China Issues Challenge to World Community to Fix the Financial System
While Chinese President Xi Jinping was not present at this year's World Economic Forum in Davos, much of the focus of the event was nevertheless very much on China. The Chinese delegation, which consisted both of Chinese officials and a large business delegation, was headed up by economist Liu He, who, while not so well known, has been the chief economic advisor to President Xi for a good number of years, but was only this year elected to the Political Bureau, the highest body of the Chinese Communist Party. It is generally understood that the major changes in China over the last five years have, to a certain extent, been due to Liu's advice. A leading economist, educated at Harvard among other institutions, he has written extensively on the 2008 crisis and its aftermath, and seems to refer mostly in his writings to economists like Joseph Schumpeter and Peter Romer. In his speech at Davos, he really issued what can only be considered the biggest challenge facing the world community, making fundamental changes in the present world financial system.
While laying out the overall perspective of Chinese policy heading following the 19th Party Congress, he identified one major requirement, one main task, and three major battles. The major requirement was transforming the economy from high-speed growth to high-quality development, moving from an economy of "is it enough" to one based on "is it good enough", Liu said. The short term goal was to move from a per capita income of $8,000 to $10,000 and higher by 2020. The main task was to apply supply-side economic reform to the economy. This includes cutting excess capacity, reducing inventory in housing, and bringing down the debt leverage ratio. The three battles were preventing risks, particularly financial risks, poverty reduction, and eliminating pollution. The purpose, he said, was
"to bring the financial system into better conformity, prevent financial risks, and make the financial system more adaptable in order to better serve the real economy." Liu noted that the international community was closely following the Chinese efforts.
Liu then drew the connections to the world financial system:
"In addition, strengthening risk awareness and changing market expectations and implicit assurances with regard to moral hazard have created important psychological conditions for us to prevent and control financial risk. I would like to highlight that the build-up of China's financial risks and our response to them are closely related to the changing global market. That is why we welcome the participation and cooperation of the international community in China's endeavor to address financial risk as it is part and parcel of global efforts to maintain economic stability," Liu said.
Then, after some comments on the significance of the Belt and Road Initiative, which he again reiterated, was open to all nations, he returned to the financial crisis. While noting the first signs of recovery last year and the possibility of a cyclical upswing, he also issued a warning.
"At such a critical moment we must focus on the spillovers of the monetary policy of the world's major economies and to changes in the debt, equity, and commodity markets in the short term. In the medium term we need to pay attention to the question of labor productivity and to the changing savings rates in the large economies... Meanwhile, deep-seated problems in the world economy have yet to be fixed. Multiple risks and considerable uncertainties come in the form of high debt, asset bubbles, protectionism, and the escalation of global and regional hot-spots.
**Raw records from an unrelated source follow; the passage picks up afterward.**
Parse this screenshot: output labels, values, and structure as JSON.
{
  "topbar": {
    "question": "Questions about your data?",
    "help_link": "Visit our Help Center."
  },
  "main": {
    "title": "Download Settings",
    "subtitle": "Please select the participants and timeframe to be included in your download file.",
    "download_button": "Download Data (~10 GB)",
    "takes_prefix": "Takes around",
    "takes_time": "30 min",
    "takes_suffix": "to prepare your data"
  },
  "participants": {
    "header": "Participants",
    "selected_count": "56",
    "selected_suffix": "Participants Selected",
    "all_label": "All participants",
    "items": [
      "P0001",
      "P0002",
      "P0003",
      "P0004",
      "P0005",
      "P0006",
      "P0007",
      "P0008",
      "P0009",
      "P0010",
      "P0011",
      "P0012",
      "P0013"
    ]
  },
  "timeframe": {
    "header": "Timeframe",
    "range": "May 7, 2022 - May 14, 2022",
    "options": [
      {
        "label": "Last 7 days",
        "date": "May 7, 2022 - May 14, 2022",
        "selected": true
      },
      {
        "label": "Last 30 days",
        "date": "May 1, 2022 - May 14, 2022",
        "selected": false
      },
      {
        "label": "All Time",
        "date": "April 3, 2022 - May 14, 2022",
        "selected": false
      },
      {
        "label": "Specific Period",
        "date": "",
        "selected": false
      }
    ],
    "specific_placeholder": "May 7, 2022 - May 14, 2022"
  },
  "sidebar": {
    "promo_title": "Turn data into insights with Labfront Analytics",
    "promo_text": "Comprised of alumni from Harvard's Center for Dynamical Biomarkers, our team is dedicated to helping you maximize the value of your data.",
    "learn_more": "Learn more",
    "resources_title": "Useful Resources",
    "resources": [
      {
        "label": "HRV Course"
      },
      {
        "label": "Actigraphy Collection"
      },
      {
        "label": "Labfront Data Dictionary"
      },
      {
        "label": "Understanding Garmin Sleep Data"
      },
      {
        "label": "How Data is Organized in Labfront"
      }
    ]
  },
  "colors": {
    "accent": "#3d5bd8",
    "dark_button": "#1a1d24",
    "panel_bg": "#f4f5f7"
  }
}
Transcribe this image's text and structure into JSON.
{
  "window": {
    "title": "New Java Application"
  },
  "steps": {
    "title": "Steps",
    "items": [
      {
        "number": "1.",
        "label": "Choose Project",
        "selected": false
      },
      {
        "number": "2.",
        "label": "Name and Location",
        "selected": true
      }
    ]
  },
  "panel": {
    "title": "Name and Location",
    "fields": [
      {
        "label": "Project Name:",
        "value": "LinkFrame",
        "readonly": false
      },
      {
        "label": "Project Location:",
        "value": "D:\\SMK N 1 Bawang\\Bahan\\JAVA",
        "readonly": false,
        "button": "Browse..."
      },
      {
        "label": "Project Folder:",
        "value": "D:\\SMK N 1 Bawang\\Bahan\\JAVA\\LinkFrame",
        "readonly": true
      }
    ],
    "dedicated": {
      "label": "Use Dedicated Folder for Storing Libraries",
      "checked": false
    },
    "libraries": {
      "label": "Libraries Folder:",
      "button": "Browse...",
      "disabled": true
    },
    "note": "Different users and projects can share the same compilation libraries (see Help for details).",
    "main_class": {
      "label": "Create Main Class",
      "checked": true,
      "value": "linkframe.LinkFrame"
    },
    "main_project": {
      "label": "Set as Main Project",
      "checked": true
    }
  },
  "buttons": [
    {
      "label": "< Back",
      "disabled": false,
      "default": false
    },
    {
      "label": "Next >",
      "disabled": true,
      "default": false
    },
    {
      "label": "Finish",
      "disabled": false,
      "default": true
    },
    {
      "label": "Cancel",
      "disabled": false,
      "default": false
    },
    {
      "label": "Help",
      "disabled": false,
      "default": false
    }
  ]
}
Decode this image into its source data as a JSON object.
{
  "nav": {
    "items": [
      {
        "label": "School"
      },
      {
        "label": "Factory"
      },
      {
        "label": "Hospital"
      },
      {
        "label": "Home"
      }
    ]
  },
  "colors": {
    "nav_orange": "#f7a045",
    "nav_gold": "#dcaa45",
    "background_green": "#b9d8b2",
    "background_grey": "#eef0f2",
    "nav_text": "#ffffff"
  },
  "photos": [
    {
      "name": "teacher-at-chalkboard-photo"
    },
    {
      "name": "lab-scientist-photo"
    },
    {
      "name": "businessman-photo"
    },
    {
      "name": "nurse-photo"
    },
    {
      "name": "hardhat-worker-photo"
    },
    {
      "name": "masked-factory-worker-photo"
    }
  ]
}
To turn cyclical recovery into sustainable growth, we need concerted global efforts."
Other important China statistics to be noted in his speech: the contribution of consumption to economic growth has now reached 58%, an increase of 4% over the previous five years; the proportion of service industry to GDP has reached 60%; and over the past five years, 80 million people have moved to urban areas, with urbanization now at 58.52%.
Liu concluded his speech by referring to President Xi's appeal last year to a community of shared future for mankind, which was praised several times by Karl Schwab, the president of the World Economic Forum, who introduced Liu He and who moderated the following discussion.
"As long as we firmly establish the awareness of the community of human destiny and work together to help each other and overcome difficulties, we will certainly be able to make the world a better place."